Thursday, 9 October 2008
Hardy Kiwi Fruit
At the 100-Mile Store in Creemore, I found hardy kiwi fruits. Suddenly the old name of Chinese gooseberries for kiwi fruits from before the New Zealanders got hold of them makes a lot more sense. They could also be taken as a kind of strange grape, but if you bite one in half, you will see the familiar bright green rayed flesh and ring of tiny black seeds. Luckily, these little guys are furless with a thin tender skin, as they would be just too tiny to peel. No preparation is required beyond a quick rinse, and perhaps a little rub at the blossom end to remove any lingering stamens.
You should also taste a much sweeter and richer, slightly floral flavour than you will get from the large furry kiwis that come from half-way around the world. It's not that the more familiar large kiwi can't taste great - I had some wonderful ones at a California farmers market once - but as usual fruit picked green (ahem) and hard for shipping just never reaches its full potential. The smaller ones are inherently sweeter as well, although the degree will very according to the variety in question.
Some people make kiwi jam, but I'd like them in a fruit salad with pears and plums - very pretty! - or they could go into smoothies. But there's nothing wrong with just snarfing them down, which was the fate of this batch. Children love them.

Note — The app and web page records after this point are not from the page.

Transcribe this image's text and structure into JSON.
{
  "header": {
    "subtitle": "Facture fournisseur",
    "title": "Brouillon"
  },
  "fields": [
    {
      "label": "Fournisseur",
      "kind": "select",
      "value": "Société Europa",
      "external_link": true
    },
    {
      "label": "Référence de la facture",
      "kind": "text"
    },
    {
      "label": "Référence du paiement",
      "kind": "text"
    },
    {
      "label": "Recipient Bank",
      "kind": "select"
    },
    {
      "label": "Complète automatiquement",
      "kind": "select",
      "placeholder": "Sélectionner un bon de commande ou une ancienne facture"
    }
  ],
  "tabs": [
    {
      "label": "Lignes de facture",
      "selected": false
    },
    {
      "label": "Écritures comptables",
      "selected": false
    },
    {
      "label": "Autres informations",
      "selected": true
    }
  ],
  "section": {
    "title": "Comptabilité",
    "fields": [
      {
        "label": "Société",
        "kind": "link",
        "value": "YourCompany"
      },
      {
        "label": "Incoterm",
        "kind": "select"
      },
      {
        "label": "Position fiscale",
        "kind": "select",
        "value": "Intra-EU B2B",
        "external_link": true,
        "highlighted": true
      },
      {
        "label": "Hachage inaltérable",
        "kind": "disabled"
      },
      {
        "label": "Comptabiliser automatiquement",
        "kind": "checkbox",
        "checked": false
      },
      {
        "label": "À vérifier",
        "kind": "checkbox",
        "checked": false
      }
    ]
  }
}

Not too many people are growing these around here yet, but I predict that they will become very popular in the next few years. I'm thinking of growing them myself. The plants are a large and attractive perennial vine. They are also dioecious, which means that there are male and female plants. One male plant should be surrounded by a harem of eight fruit-bearing female plants. They require slightly acidic soil, plenty of water, and regular pruning. They should be hardy in my zone 5 garden, but will likely require some protectionn from spring and fall frosts.